These five policy solutions for states will give utilities, DER manufacturers, VPP operators, and ratepayers the standards and incentives necessary to deploy at the pace and scale necessary to tackle the climate crisis. All of these ideas have been tried and tested: 30-60 GW of VPP capacity are operating today, saving money, boosting electrification, and reducing peak demand across the country. Demand response programs have been reshaping load for decades. To implement these low-hanging fruit solutions, states can look to each other and learn from pilots and programs already in place. 

The key is to make demand flexibility policies more comprehensive and durable Meeting our climate and energy goals requires a realignment of utility planning, rate design, incentives, and performance metrics. Each of these reforms adds certainty to the clean energy transition, and the more, the better. Instead of one-time rebates and temporary pilots, states should launch incentive programs with longer time horizons. To support successful implementation, state legislatures should pass new laws with dedicated funding streams and take advantage of existing federal funding opportunities. The Bipartisan Infrastructure Law and Inflation Reduction Act fund a multitude of grants, rebates, loans, tax credits, and technical assistance programs that states can use to support grid solutions like VPPs that enhance flexibility. In particular, states should look to funding streams available from the U.S. Environmental Protection Agency’s Greenhouse Gas Reduction Fund and Climate Pollution Reduction Grants. Additionally, the Department of Energy Loan Programs Office (LPO) has indicated its interest in financing virtual power plants. States can take advantage of LPO loans and loan guarantees if they form State Energy Financing Institutions.
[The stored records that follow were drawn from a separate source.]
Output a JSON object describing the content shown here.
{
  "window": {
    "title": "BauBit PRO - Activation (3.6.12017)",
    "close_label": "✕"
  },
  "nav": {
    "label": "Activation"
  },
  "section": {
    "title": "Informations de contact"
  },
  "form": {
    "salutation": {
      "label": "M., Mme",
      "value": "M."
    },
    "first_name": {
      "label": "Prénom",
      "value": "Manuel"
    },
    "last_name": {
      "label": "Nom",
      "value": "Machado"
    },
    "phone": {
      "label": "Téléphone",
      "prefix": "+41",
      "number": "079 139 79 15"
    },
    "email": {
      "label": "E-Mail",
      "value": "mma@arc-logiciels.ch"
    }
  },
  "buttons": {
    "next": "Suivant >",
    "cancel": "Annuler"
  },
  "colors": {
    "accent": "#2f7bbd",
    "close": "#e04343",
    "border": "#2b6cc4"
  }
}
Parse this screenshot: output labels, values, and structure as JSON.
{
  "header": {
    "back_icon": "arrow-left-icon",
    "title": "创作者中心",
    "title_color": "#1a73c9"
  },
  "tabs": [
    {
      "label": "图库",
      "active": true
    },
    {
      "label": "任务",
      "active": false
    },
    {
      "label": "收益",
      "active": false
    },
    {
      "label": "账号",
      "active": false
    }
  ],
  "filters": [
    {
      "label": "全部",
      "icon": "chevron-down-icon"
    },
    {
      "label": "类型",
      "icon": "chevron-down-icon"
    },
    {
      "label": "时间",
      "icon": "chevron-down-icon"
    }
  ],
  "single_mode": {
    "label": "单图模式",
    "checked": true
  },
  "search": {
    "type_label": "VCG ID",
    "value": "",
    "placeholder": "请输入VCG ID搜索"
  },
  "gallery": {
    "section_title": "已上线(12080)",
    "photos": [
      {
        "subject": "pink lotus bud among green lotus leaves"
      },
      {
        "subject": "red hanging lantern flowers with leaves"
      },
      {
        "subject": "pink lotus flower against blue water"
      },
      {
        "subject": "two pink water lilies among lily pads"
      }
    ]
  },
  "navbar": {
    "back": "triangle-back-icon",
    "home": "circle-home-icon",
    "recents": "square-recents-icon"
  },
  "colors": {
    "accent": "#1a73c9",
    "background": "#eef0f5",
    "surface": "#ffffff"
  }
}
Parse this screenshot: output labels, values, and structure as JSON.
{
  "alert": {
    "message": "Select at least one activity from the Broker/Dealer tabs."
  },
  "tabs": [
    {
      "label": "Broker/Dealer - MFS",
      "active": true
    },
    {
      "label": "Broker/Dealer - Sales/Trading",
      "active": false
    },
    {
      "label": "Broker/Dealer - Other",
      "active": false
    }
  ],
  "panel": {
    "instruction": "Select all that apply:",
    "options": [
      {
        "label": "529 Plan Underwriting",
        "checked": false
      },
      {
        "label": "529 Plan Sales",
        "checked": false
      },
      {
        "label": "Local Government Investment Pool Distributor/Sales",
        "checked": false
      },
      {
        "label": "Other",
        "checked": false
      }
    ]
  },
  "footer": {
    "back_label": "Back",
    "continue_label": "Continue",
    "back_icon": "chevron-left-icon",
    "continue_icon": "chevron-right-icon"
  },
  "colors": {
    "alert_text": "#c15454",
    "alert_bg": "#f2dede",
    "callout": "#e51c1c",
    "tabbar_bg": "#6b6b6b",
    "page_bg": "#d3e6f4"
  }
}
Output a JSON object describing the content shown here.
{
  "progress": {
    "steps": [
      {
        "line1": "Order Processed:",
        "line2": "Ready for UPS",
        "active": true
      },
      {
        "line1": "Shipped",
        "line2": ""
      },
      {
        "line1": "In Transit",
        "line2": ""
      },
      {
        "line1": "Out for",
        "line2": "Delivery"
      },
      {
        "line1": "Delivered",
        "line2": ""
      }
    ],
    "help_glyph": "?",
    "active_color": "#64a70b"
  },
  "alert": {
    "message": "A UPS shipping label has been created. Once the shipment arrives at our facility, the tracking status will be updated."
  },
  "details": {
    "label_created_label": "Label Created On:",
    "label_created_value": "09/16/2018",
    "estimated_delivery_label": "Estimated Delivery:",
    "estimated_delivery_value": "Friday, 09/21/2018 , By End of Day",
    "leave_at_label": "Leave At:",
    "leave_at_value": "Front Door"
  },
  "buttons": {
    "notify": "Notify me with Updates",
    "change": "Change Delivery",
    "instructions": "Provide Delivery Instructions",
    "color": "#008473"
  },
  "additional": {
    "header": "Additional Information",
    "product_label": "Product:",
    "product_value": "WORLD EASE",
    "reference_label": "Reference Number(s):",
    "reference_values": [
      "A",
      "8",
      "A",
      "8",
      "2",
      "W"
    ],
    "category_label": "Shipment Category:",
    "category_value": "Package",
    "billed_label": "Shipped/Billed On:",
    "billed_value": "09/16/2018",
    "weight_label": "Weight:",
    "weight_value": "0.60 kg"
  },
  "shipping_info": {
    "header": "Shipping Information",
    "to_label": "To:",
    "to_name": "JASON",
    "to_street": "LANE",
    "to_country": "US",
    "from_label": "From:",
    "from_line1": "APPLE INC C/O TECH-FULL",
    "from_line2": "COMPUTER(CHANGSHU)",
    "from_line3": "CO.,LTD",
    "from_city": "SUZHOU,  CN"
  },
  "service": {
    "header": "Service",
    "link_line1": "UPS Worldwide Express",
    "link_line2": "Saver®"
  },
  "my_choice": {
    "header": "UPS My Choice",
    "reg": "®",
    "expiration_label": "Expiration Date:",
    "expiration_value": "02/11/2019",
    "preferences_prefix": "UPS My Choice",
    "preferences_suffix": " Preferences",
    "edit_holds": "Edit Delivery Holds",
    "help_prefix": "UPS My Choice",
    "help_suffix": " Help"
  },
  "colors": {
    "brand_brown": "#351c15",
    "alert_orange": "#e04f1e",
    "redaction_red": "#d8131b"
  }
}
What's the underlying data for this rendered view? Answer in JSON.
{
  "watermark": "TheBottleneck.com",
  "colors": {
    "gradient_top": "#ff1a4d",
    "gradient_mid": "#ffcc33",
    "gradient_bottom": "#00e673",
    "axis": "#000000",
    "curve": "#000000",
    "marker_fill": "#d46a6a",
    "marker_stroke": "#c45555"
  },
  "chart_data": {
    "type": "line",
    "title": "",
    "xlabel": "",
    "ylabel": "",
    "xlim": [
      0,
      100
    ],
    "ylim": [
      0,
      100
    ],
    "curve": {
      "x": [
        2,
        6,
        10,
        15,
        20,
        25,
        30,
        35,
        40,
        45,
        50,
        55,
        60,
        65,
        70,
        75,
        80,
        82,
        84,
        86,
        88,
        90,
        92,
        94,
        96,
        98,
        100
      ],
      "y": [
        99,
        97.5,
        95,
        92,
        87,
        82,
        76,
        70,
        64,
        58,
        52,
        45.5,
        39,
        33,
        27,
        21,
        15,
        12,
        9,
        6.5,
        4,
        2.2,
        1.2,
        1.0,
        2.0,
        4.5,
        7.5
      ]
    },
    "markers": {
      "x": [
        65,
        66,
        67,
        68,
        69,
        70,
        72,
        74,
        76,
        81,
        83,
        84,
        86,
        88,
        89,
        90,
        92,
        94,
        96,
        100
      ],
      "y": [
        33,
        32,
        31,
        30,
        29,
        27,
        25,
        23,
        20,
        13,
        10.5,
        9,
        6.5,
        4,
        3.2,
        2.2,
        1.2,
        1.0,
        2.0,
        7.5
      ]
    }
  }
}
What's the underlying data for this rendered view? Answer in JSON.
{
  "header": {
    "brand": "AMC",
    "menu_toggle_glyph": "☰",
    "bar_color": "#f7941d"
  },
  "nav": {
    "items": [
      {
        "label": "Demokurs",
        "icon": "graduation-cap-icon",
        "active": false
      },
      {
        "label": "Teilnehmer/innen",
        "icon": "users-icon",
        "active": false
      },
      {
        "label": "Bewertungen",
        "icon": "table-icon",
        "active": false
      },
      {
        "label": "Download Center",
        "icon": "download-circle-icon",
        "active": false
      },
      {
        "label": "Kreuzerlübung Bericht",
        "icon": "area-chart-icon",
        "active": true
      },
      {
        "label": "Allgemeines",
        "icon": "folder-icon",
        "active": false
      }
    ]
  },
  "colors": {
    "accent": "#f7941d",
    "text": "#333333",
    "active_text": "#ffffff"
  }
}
Distributed energy resources are here to stay, but unlocking VPPs to manage them at scale is essential to ensuring electrification and decarbonization work together to build a reliable grid.


Sources for Further Reading

Electrification and Peak Demand Growth 

Virtual Power Plants and Grid Modernization

State Targets, Standards, and Utility Planning

Federal and State Customer Incentives

Innovative and Equitable Eate Design

FERC Order 2222 and Load Reduction Incentive Programs

Performance-Based Regulation